Steve Swerdlow, Central Asia researcher at Human Rights Watch, says “Tajikistan is in the midst of the worst political and religious crackdown since the end of the country’s civil war, with hundreds of people landing behind bars for no other reason than their peaceful political work.”
He goes on to criticize the West’s response: “Tajikistan’s human rights crisis is expanding by the day, but the response of Washington, Brussels, and other international partners has fallen seriously short.”
Human rights issues have remained a point of contention between the West and Central Asia. Despite a quarter century of democratization initiatives, the region is as authoritarian as ever, with the exception of Kyrgyzstan (though there are separate concerns about backsliding there). More recent strategies out of Washington have prioritized keeping discussions of human rights issues behind closed doors and ranked below security concerns.
This has seen a few individual instances of success, such as the release last November of the region’s longest-serving political prisoner in Uzbekistan. Murod Juraev spent 21 years in Uzbek prison camps before his release. Despite cases like Juraev’s, the systems that permit, and at times prioritize, detaining political opposition and activists remain firmly in place. Uzbekistan’s Islam Karimov similarly pursues his opponents overseas.
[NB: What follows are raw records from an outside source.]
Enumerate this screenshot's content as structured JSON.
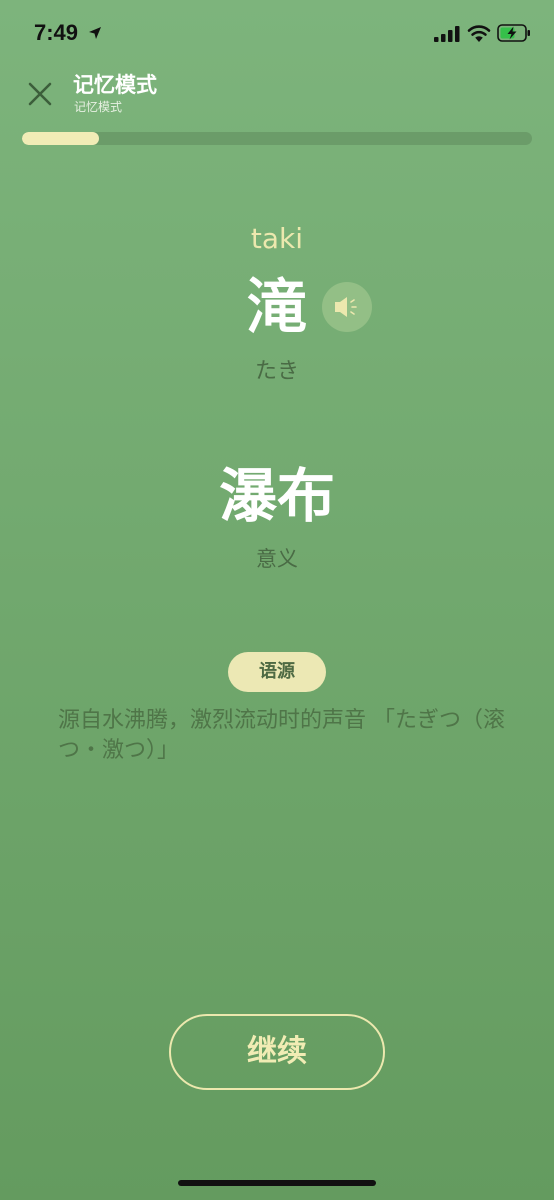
{
  "status_bar": {
    "time": "7:49",
    "icons": [
      "location-arrow-icon",
      "cellular-signal-icon",
      "wifi-icon",
      "battery-charging-icon"
    ]
  },
  "header": {
    "close_icon": "close-icon",
    "title": "记忆模式",
    "subtitle": "记忆模式"
  },
  "progress": {
    "fraction": 0.15,
    "fill_color": "#f1ecb6",
    "track_color": "#6b9c69"
  },
  "word": {
    "romaji": "taki",
    "kanji": "滝",
    "kana": "たき",
    "speaker_icon": "speaker-icon",
    "meaning": "瀑布",
    "meaning_label": "意义"
  },
  "etymology": {
    "badge_label": "语源",
    "text": "源自水沸腾，激烈流动时的声音 「たぎつ（滚つ・激つ）」"
  },
  "actions": {
    "continue_label": "继续"
  },
  "colors": {
    "background_top": "#7db47c",
    "background_bottom": "#649b5f",
    "accent": "#ece8ae",
    "muted_text": "#4a6b45"
  }
}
Meanwhile the United States and the EU often decline available mechanism to increase pressure on Central Asian regimes and to the contrary continue providing military and security assistance.
Marius Fossum, the Norwegian Helsinki Committee regional representative in Central Asia, said in the group’s release today, “Now is when Tajikistan’s international partners, including the U.S. and EU, should send President Emomali Rahmon a clear message: repression will no longer be cost-free.”
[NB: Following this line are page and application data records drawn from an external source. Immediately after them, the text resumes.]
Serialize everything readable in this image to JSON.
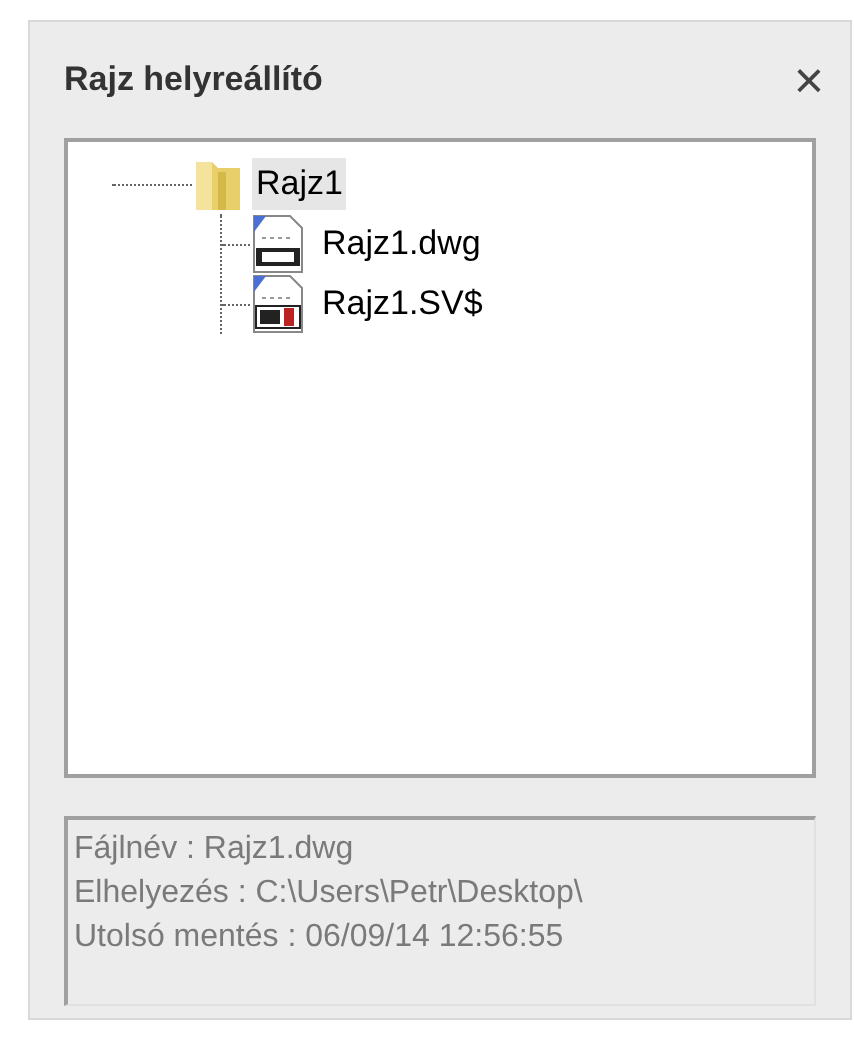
{
  "window": {
    "title": "Rajz helyreállító",
    "close": "×"
  },
  "tree": [
    {
      "label": "Rajz1",
      "kind": "folder",
      "selected": true,
      "children": [
        {
          "label": "Rajz1.dwg",
          "kind": "dwg",
          "selected": false
        },
        {
          "label": "Rajz1.SV$",
          "kind": "svs",
          "selected": false
        }
      ]
    }
  ],
  "info": [
    "Fájlnév : Rajz1.dwg",
    "Elhelyezés : C:\\Users\\Petr\\Desktop\\",
    "Utolsó mentés : 06/09/14 12:56:55"
  ]
}
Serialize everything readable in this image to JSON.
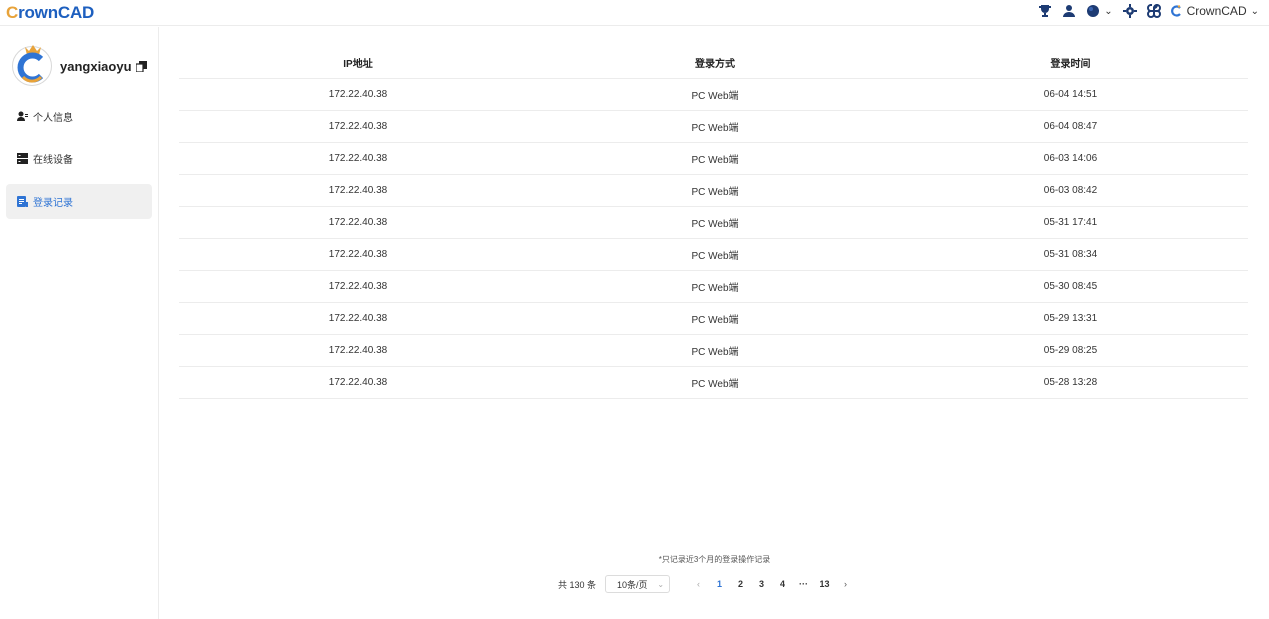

As Joshua Kucera reported yesterday for Eurasianet, a Pentagon program plans to grant Tajikistan $50 million in military aid aimed at countering regional terrorist groups. But other parts of the government are more circumspect. In testimony last week before the U.S. Congress on his agency’s annual worldwide threat assessment, U.S. Director of National Intelligence James Clapper, per his statement on the record, said:
Central Asian states remain concerned about the rising threat of extremism to the stability of their countries, particularly in light of a reduced Coalition presence in Afghanistan. Russia shares these concerns and is likely to use the threat of instability in Afghanistan to increase its involvement in Central Asian security affairs. However, economic challenges stemming from official mismanagement, low commodity prices, declining trade and remittances associated with Russia’s weakening economy, and ethnic tensions and political repression, are likely to present the most significant instability threat to these countries.